Other skiers to watch from the West are the Buffs’ Petra Hyncincova and the Utes’ Sloan Storey.
Kyle Bratrud of the University of Northern Michigan is the favorite from the central region after a successful season that saw him win the 15 k freestyle at the 2015 U.S. nationals and compete at the U23 World Championships in Almaty, Kazakhstan, followed by senior World Championships in Falun, Sweden.
Bratrud will look to overcome the fatigue of weeks of international racing and travel to fight for a spot on the NCAA podium. In 2014, he was the top American in the 10 k classic in sixth overall.
Joining Bratrud in the quest for collegiate success will be teammates Fredrik Schwenke and Erik Soderman. If the UNM trio can repeat their impressive performances from U.S. nationals, they have the possibility of leading the men’s nordic at NCAA’s. Last year, the men finished third overall in the 10 k classic and helped their coach, Sten Fjeldheim, earn 2014 national coach of the year.
Logan Hanneman of the University of Alaska – Fairbanks is another strong skier to watch from central.
Despite the graduation of Rosie Frankowski, the central women have a chance at top performances from NMU’s Jordyn Ross and Michigan Tech’s Deedra Irwin, among others. They will look to build on the region’s successful 2014 Championships to gain more starting spots in future national events.
Live timing will be available at BartTiming.com. FasterSkier will be on site for both days of nordic racing, so stay tuned for recaps from Wednesday and Friday.
Schedule (all times Eastern Standard Time)
Wednesday, March 11:
10 a.m.: Men’s 10 k freestyle (start list)

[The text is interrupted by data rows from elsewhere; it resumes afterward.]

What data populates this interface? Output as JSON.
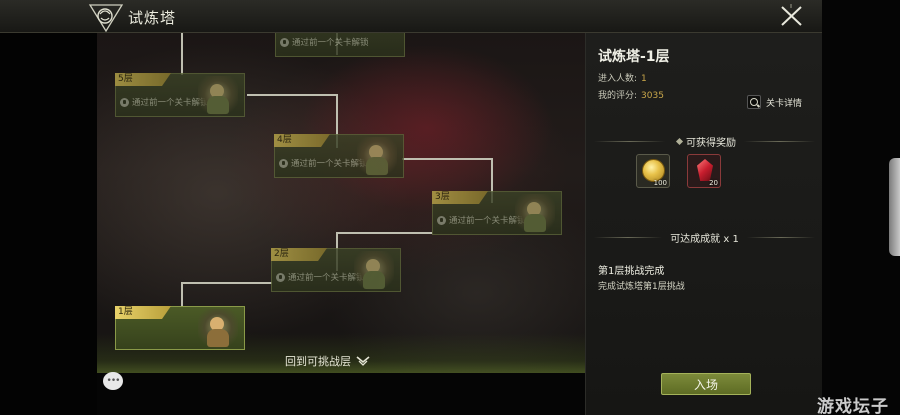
{
  "header": {
    "title": "试炼塔"
  },
  "map": {
    "lock_text": "通过前一个关卡解锁",
    "floors": [
      {
        "label": "",
        "locked": true
      },
      {
        "label": "5层",
        "locked": true
      },
      {
        "label": "4层",
        "locked": true
      },
      {
        "label": "3层",
        "locked": true
      },
      {
        "label": "2层",
        "locked": true
      },
      {
        "label": "1层",
        "locked": false
      }
    ],
    "back_label": "回到可挑战层"
  },
  "info": {
    "title": "试炼塔-1层",
    "players_label": "进入人数:",
    "players_value": "1",
    "rating_label": "我的评分:",
    "rating_value": "3035",
    "detail_label": "关卡详情",
    "rewards_header": "可获得奖励",
    "rewards": [
      {
        "icon": "gold-coin-icon",
        "count": "100"
      },
      {
        "icon": "red-gem-icon",
        "count": "20"
      }
    ],
    "achievement_header": "可达成成就 x 1",
    "achievement_title": "第1层挑战完成",
    "achievement_desc": "完成试炼塔第1层挑战",
    "enter_label": "入场"
  },
  "watermark": "游戏坛子",
  "colors": {
    "accent_gold": "#c8a64a",
    "panel_green": "#3b4226",
    "button_green": "#6e7c2e"
  }
}
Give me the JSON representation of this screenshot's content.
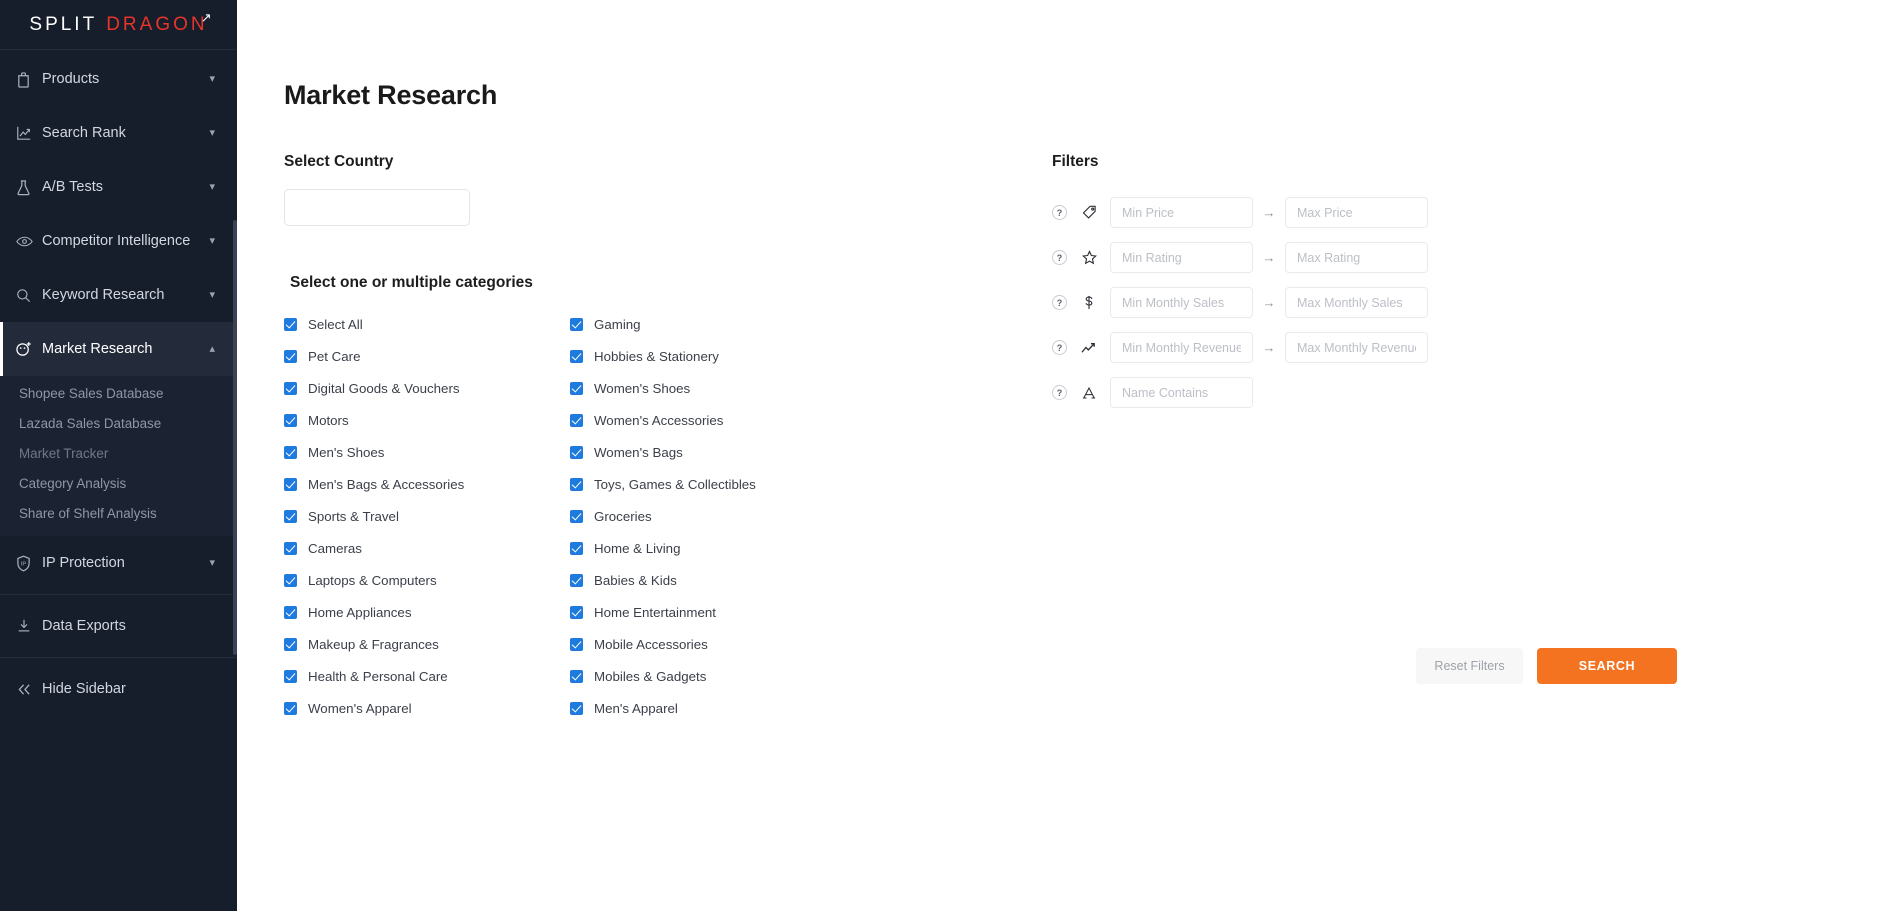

Noon: Women’s 5 k at noon (start list)
Thursday, March 12:
Friday, March 13:
10 a.m.: Women’s 15 k classic mass start (start list)
Noon: Men’s 20 k classic mass start (start list)
Saturday, March 14:
Note: This article was corrected to state that the last time Lake Placid hosted NCAAs was in 1982, not 1983
- 2015 NCAA Championships
- 2015 NCAA Skiing Championships
- annika taylor
- Deedra Irwin
- Emilie Cedervarn
- Erik Soderman
- fabian stocek
- Fredrik Schwenke
- Heather Mooney
- Jack Hegman
- Jordyn Ross
- Jorgen Grav
- Kelsey Phinney
- Kyle Bratrud
- Lake Placid
- Logan Hanneman
- Mads Ek Strøm
- Mats Rudin Resaland
- Moritz Madlener
- Mt. Van Hoevenberg
- NCAA Skiing Championships
- Niklas Persson
- Paddy Caldwell
- Petra Hyncincova
- Rogan Brown
- Rune Malo Ødegård
- silas talbot
- Sloan Storey
- stella Holt
- sylvia nordskar
- Veronika Mayerhofer
Lander Karath is FasterSkier's Associate Editor from Bozeman, Montana and a Bridger Ski Foundation alumnus. Between his studies at Middlebury College in Vermont, he is an outdoor enthusiast and a political junkie.